Problem description - Retype the records below exactly as they stand, omitting the pictures.
== Segment start ==
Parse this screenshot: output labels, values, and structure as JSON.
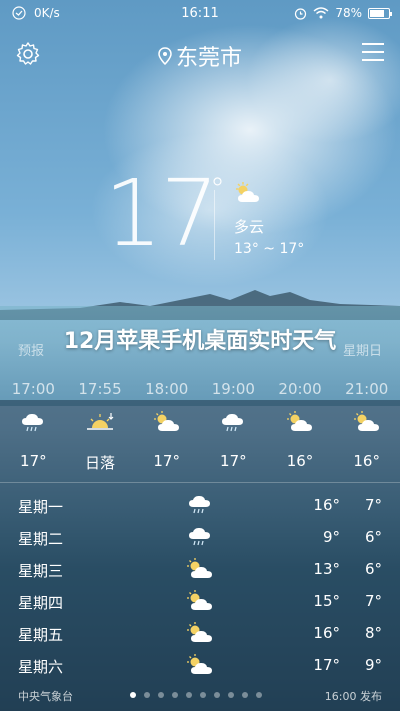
{
  "status_bar": {
    "speed": "0K/s",
    "time": "16:11",
    "battery": "78%",
    "battery_level": 0.78
  },
  "header": {
    "city": "东莞市",
    "settings_icon": "gear-icon",
    "location_icon": "location-pin-icon",
    "menu_icon": "menu-icon"
  },
  "current": {
    "temp": "17",
    "degree": "°",
    "condition": "多云",
    "range": "13° ~ 17°",
    "icon": "partly-cloudy-icon"
  },
  "hourly": {
    "title_left": "预报",
    "title_right": "星期日",
    "times": [
      "17:00",
      "17:55",
      "18:00",
      "19:00",
      "20:00",
      "21:00"
    ],
    "icons": [
      "rain-cloud-icon",
      "sunset-icon",
      "partly-cloudy-icon",
      "rain-cloud-icon",
      "partly-cloudy-icon",
      "partly-cloudy-icon"
    ],
    "temps": [
      "17°",
      "日落",
      "17°",
      "17°",
      "16°",
      "16°"
    ]
  },
  "overlay_title": "12月苹果手机桌面实时天气",
  "daily": [
    {
      "day": "星期一",
      "icon": "rain-cloud-icon",
      "hi": "16°",
      "lo": "7°"
    },
    {
      "day": "星期二",
      "icon": "rain-cloud-icon",
      "hi": "9°",
      "lo": "6°"
    },
    {
      "day": "星期三",
      "icon": "partly-cloudy-icon",
      "hi": "13°",
      "lo": "6°"
    },
    {
      "day": "星期四",
      "icon": "partly-cloudy-icon",
      "hi": "15°",
      "lo": "7°"
    },
    {
      "day": "星期五",
      "icon": "partly-cloudy-icon",
      "hi": "16°",
      "lo": "8°"
    },
    {
      "day": "星期六",
      "icon": "partly-cloudy-icon",
      "hi": "17°",
      "lo": "9°"
    }
  ],
  "footer": {
    "source": "中央气象台",
    "publish": "16:00 发布",
    "page_count": 10,
    "active_page": 0
  },
  "colors": {
    "sun": "#f4d264",
    "cloud": "#ffffff",
    "rain": "#cfe6f5"
  }
}
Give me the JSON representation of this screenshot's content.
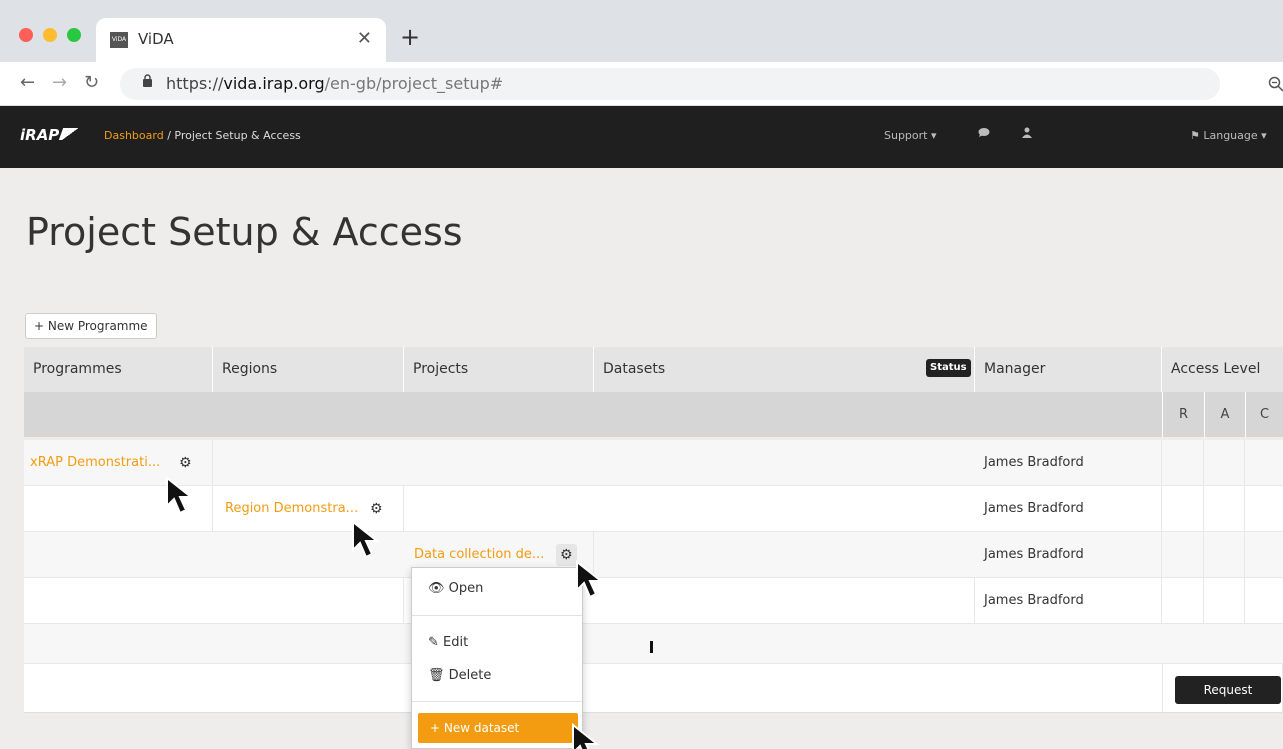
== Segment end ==
Expected answer -
Parse this screenshot: output labels, values, and structure as JSON.
{
  "status_bar": {
    "speed": "0K/s",
    "time": "16:11",
    "battery": "78%",
    "battery_level": 0.78
  },
  "header": {
    "city": "东莞市",
    "settings_icon": "gear-icon",
    "location_icon": "location-pin-icon",
    "menu_icon": "menu-icon"
  },
  "current": {
    "temp": "17",
    "degree": "°",
    "condition": "多云",
    "range": "13° ~ 17°",
    "icon": "partly-cloudy-icon"
  },
  "hourly": {
    "title_left": "预报",
    "title_right": "星期日",
    "times": [
      "17:00",
      "17:55",
      "18:00",
      "19:00",
      "20:00",
      "21:00"
    ],
    "icons": [
      "rain-cloud-icon",
      "sunset-icon",
      "partly-cloudy-icon",
      "rain-cloud-icon",
      "partly-cloudy-icon",
      "partly-cloudy-icon"
    ],
    "temps": [
      "17°",
      "日落",
      "17°",
      "17°",
      "16°",
      "16°"
    ]
  },
  "overlay_title": "12月苹果手机桌面实时天气",
  "daily": [
    {
      "day": "星期一",
      "icon": "rain-cloud-icon",
      "hi": "16°",
      "lo": "7°"
    },
    {
      "day": "星期二",
      "icon": "rain-cloud-icon",
      "hi": "9°",
      "lo": "6°"
    },
    {
      "day": "星期三",
      "icon": "partly-cloudy-icon",
      "hi": "13°",
      "lo": "6°"
    },
    {
      "day": "星期四",
      "icon": "partly-cloudy-icon",
      "hi": "15°",
      "lo": "7°"
    },
    {
      "day": "星期五",
      "icon": "partly-cloudy-icon",
      "hi": "16°",
      "lo": "8°"
    },
    {
      "day": "星期六",
      "icon": "partly-cloudy-icon",
      "hi": "17°",
      "lo": "9°"
    }
  ],
  "footer": {
    "source": "中央气象台",
    "publish": "16:00 发布",
    "page_count": 10,
    "active_page": 0
  },
  "colors": {
    "sun": "#f4d264",
    "cloud": "#ffffff",
    "rain": "#cfe6f5"
  }
}
Give me the JSON representation of this screenshot's content.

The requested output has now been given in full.